There is a lot of talk about privacy these days. One may say that the world has grown larger and become more difficult due to the measures we are taking to protect our data. The drivers of privacy and overall cyber security are fascinating to think about.
Firstly, stories of large-scale personal information leaks are hard to ignore when they are extensively covered in the media. Secondly, the General Data Protection Regulation (GDPR) has made Internet use and website browsing unpleasant and disgruntling to the ‘flow seeker’ to say the least. And then thirdly, who can forget that ugly notice on the right-hand screen of your new laptop stating that your “…Security software has expired…” and that “…you are no longer protected…”?
What is it that we are really concerned about?
Protection money, cryptic privacy statements (or ‘trade-your-soul for access to this website and its services’), and phones that like to listen to you while you’re on your lunch breaks, don’t really sound like the ingredients for an ideal world. And, are certainly not a good prognosis for a utopian digital future.
But, a part from these obvious turn-offs, what is it that we are really concerned about? And, or, who is it that we are really threatened by? Despite circulating knowledge about the surveillance economy and how big (and smaller) tech are commercially exploiting our data, and perhaps an even deeper-seated fear that one day the robots will take over, there do not seem to be too many individuals used as the face of privacy concerns. In fact, online and mass media frequently report on consumer discomfort in corporations and other organisations knowing too much about them. One fairly recent article in The Fintech Times (Clarke, 2021) reports on how almost half of all consumers fear that their privacy is compromised by their increasingly expanding digital footprint.
Certainly, risk and vulnerability to the theft of assets as well as fraud cause persistent trepidation. And, if you were around during the 1990s for the release of the Sandra Bullock movie, The Net (directed by Irwin Winkler, 1995), then you might have had second thoughts about engaging in online spaces to begin with.
Stop worrying about privacy and start worrying about identity
The idea of one’s identity being hijacked certainly isn’t a pretty one. In fact, Wired contributor Lawrence I Lerner (2018) warns us to stop worrying about privacy and start worrying about identity. Interestingly, rather than ‘faking it’ through the Net with pseudonyms and avatars, Lerner encourages us to:
- live our lives and representation through our values and define them;
- be authentic – don’t turn our voices into marketing constructs;
- practice social listening – or techno-social ‘listening’, be in tune with the data representing you;
- be aware of and identity our social network – choose your company well, as they reflect who you are;
- manage our identity – don’t be defensive, just be careful to release thoughtful information; and
- curate our data privacy – establish game rules for how, what and when we disclose particular information.

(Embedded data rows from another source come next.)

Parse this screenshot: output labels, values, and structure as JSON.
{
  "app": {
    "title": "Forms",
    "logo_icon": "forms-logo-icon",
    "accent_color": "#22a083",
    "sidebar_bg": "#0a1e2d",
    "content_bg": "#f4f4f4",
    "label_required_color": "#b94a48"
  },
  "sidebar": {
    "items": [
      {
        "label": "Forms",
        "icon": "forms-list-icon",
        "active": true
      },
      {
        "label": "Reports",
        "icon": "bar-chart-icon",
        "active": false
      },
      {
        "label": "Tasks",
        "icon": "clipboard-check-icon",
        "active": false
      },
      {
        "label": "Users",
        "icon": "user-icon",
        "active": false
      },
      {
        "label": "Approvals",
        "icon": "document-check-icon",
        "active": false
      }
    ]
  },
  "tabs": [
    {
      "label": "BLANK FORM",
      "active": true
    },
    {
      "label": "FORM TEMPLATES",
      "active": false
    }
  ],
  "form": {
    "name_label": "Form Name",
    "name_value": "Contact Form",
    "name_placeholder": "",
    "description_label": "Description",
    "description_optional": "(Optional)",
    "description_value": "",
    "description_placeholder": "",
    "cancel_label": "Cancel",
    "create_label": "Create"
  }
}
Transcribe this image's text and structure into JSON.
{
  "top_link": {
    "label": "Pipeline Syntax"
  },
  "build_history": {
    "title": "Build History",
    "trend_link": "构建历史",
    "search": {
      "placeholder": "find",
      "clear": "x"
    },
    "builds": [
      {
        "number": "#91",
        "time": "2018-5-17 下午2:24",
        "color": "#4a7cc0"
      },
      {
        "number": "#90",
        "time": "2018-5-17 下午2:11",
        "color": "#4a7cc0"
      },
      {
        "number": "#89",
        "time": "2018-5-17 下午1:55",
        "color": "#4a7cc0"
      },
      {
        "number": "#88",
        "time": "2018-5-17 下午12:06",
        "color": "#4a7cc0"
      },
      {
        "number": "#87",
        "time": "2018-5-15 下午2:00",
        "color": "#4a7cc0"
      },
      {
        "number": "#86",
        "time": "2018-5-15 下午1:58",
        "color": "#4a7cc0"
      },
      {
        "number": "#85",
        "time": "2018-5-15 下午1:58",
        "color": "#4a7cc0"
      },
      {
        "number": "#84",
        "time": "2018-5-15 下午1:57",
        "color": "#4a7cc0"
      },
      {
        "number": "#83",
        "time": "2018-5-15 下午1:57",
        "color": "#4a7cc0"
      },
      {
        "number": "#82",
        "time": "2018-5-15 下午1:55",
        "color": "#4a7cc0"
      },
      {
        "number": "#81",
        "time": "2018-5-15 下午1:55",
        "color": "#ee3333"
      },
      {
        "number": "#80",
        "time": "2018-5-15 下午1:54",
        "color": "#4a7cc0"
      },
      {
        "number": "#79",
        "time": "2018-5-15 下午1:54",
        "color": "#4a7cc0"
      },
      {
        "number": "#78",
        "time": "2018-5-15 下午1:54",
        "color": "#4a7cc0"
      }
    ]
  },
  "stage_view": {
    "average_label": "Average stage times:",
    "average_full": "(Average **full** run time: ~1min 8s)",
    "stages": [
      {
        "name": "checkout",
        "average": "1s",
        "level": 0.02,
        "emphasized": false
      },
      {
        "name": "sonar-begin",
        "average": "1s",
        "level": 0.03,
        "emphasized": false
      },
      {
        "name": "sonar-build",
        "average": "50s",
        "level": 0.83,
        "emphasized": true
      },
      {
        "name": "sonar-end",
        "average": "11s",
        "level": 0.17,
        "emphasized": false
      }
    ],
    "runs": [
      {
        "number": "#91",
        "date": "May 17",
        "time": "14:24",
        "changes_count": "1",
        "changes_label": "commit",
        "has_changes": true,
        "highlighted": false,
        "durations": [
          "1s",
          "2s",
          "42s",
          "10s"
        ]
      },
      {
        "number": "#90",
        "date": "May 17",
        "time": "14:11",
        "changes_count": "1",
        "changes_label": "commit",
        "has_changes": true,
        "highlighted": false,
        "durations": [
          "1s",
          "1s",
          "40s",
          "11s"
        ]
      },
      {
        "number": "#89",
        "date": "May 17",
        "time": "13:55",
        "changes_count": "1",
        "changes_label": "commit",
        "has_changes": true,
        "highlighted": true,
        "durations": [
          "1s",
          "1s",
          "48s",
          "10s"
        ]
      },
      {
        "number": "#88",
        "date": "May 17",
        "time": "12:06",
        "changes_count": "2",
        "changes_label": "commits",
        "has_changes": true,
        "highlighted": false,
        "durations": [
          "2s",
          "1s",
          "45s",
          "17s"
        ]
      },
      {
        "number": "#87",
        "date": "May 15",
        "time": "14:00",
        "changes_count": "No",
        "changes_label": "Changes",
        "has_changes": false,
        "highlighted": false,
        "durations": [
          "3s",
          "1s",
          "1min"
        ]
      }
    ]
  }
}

The reasons for this being that even if someone or something is callous enough to hijack your identity for your ruin, through your persistence, genuineness and quantity you may survive with adequate proof and witnesses to testify who you are, and who you are not.
Previous experience matters
Yet, once again I ask – what or whom are we afraid of? Silly question? Particularly since I have just stated a few good reasons…. Just think for a moment… Have you ever been victimized? If not, maybe it is the corporations and robots that might give you the eeries at night. If you have, was it an individual or group? If it was a group you may have several demon-faces in mind. If it was by one, then the demon may be one individual devil.
Studies have shown that females suffer higher rates of victimization and bullying (Craig et al., 2009) – physical or cyber. Furthermore, victims of stalking and privacy invasion by partners, friends and acquaintances are unsurprisingly more worried about privacy matters than those who have not been (Jerin & Dolinsky, 2001; Logan, 2020; Masur & Trepte, 2021). No doubt, there is a high likelihood that those who have been personally targeted and victimized will personify their predators more than those who have not been.
Feeling BUGGED? Having a story?
Our multidisciplinary Academy of Finland project, Emotional Experience of Privacy and Ethics in Everyday Pervasive Systems (BUGGED), explores these questions and more. Just who, what and how people experience the networks of privacy, through their imagination and body, are what we are interested in unravelling.
Call to action: If you have a story, concern or simply have overlapping interests, please do not hesitate to contact me via firstname.lastname@example.org. Let’s chat!
A writer works as an Associate Professor (tenure track) at the School of Marketing and Communication and at Digital Economy Research Platform